**Collected data**
——
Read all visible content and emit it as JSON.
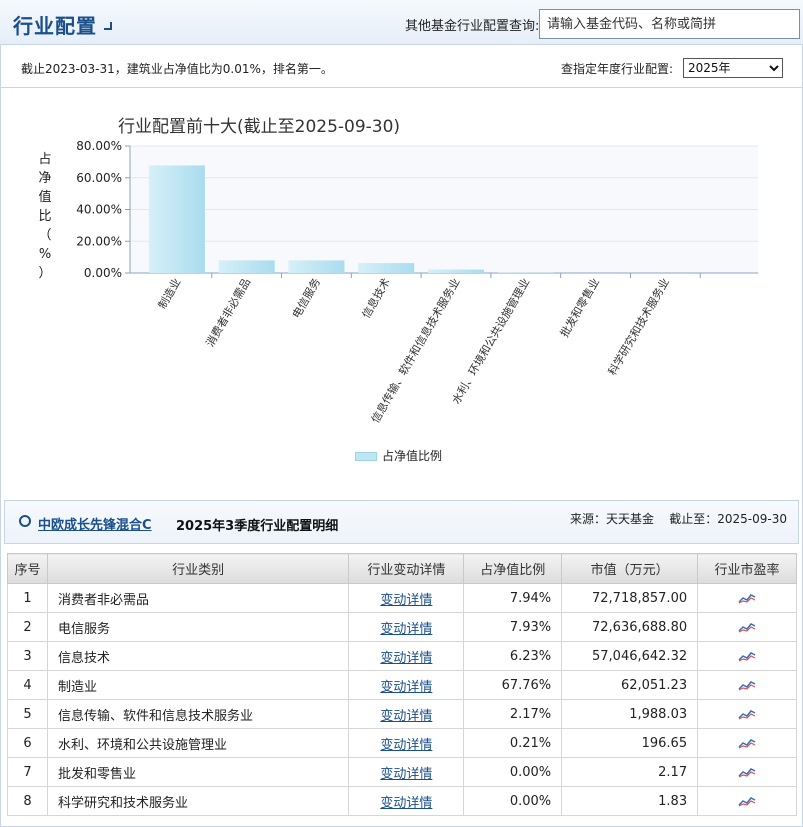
{
  "header": {
    "title": "行业配置",
    "search_label": "其他基金行业配置查询:",
    "search_placeholder": "请输入基金代码、名称或简拼"
  },
  "info": {
    "note": "截止2023-03-31，建筑业占净值比为0.01%，排名第一。",
    "year_label": "查指定年度行业配置:",
    "year_selected": "2025年"
  },
  "chart_data": {
    "type": "bar",
    "title": "行业配置前十大(截止至2025-09-30)",
    "ylabel": "占净值比（%）",
    "ylim": [
      0,
      80
    ],
    "yticks": [
      "80.00%",
      "60.00%",
      "40.00%",
      "20.00%",
      "0.00%"
    ],
    "categories": [
      "制造业",
      "消费者非必需品",
      "电信服务",
      "信息技术",
      "信息传输、软件和信息技术服务业",
      "水利、环境和公共设施管理业",
      "批发和零售业",
      "科学研究和技术服务业"
    ],
    "series": [
      {
        "name": "占净值比例",
        "values": [
          67.76,
          7.94,
          7.93,
          6.23,
          2.17,
          0.21,
          0.0,
          0.0
        ]
      }
    ],
    "bar_color": "#bfe6f3",
    "grid": true,
    "legend_position": "bottom"
  },
  "detail": {
    "fund_name": "中欧成长先锋混合C",
    "subtitle": "2025年3季度行业配置明细",
    "source": "来源：天天基金    截止至：2025-09-30",
    "columns": [
      "序号",
      "行业类别",
      "行业变动详情",
      "占净值比例",
      "市值（万元）",
      "行业市盈率"
    ],
    "link_label": "变动详情",
    "rows": [
      {
        "no": "1",
        "industry": "消费者非必需品",
        "ratio": "7.94%",
        "value": "72,718,857.00"
      },
      {
        "no": "2",
        "industry": "电信服务",
        "ratio": "7.93%",
        "value": "72,636,688.80"
      },
      {
        "no": "3",
        "industry": "信息技术",
        "ratio": "6.23%",
        "value": "57,046,642.32"
      },
      {
        "no": "4",
        "industry": "制造业",
        "ratio": "67.76%",
        "value": "62,051.23"
      },
      {
        "no": "5",
        "industry": "信息传输、软件和信息技术服务业",
        "ratio": "2.17%",
        "value": "1,988.03"
      },
      {
        "no": "6",
        "industry": "水利、环境和公共设施管理业",
        "ratio": "0.21%",
        "value": "196.65"
      },
      {
        "no": "7",
        "industry": "批发和零售业",
        "ratio": "0.00%",
        "value": "2.17"
      },
      {
        "no": "8",
        "industry": "科学研究和技术服务业",
        "ratio": "0.00%",
        "value": "1.83"
      }
    ]
  }
}
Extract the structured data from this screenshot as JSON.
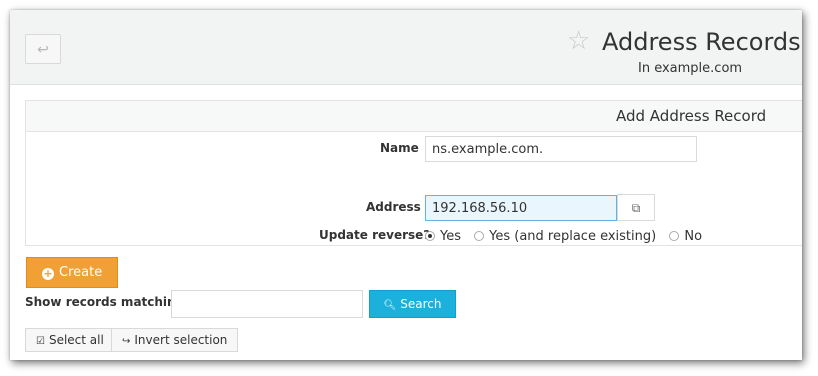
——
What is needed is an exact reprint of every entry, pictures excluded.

Read all visible content and emit it as JSON.
{
  "header": {
    "title": "行业配置",
    "search_label": "其他基金行业配置查询:",
    "search_placeholder": "请输入基金代码、名称或简拼"
  },
  "info": {
    "note": "截止2023-03-31，建筑业占净值比为0.01%，排名第一。",
    "year_label": "查指定年度行业配置:",
    "year_selected": "2025年"
  },
  "chart_data": {
    "type": "bar",
    "title": "行业配置前十大(截止至2025-09-30)",
    "ylabel": "占净值比（%）",
    "ylim": [
      0,
      80
    ],
    "yticks": [
      "80.00%",
      "60.00%",
      "40.00%",
      "20.00%",
      "0.00%"
    ],
    "categories": [
      "制造业",
      "消费者非必需品",
      "电信服务",
      "信息技术",
      "信息传输、软件和信息技术服务业",
      "水利、环境和公共设施管理业",
      "批发和零售业",
      "科学研究和技术服务业"
    ],
    "series": [
      {
        "name": "占净值比例",
        "values": [
          67.76,
          7.94,
          7.93,
          6.23,
          2.17,
          0.21,
          0.0,
          0.0
        ]
      }
    ],
    "bar_color": "#bfe6f3",
    "grid": true,
    "legend_position": "bottom"
  },
  "detail": {
    "fund_name": "中欧成长先锋混合C",
    "subtitle": "2025年3季度行业配置明细",
    "source": "来源：天天基金    截止至：2025-09-30",
    "columns": [
      "序号",
      "行业类别",
      "行业变动详情",
      "占净值比例",
      "市值（万元）",
      "行业市盈率"
    ],
    "link_label": "变动详情",
    "rows": [
      {
        "no": "1",
        "industry": "消费者非必需品",
        "ratio": "7.94%",
        "value": "72,718,857.00"
      },
      {
        "no": "2",
        "industry": "电信服务",
        "ratio": "7.93%",
        "value": "72,636,688.80"
      },
      {
        "no": "3",
        "industry": "信息技术",
        "ratio": "6.23%",
        "value": "57,046,642.32"
      },
      {
        "no": "4",
        "industry": "制造业",
        "ratio": "67.76%",
        "value": "62,051.23"
      },
      {
        "no": "5",
        "industry": "信息传输、软件和信息技术服务业",
        "ratio": "2.17%",
        "value": "1,988.03"
      },
      {
        "no": "6",
        "industry": "水利、环境和公共设施管理业",
        "ratio": "0.21%",
        "value": "196.65"
      },
      {
        "no": "7",
        "industry": "批发和零售业",
        "ratio": "0.00%",
        "value": "2.17"
      },
      {
        "no": "8",
        "industry": "科学研究和技术服务业",
        "ratio": "0.00%",
        "value": "1.83"
      }
    ]
  }
}
Extract the structured data from this screenshot as JSON.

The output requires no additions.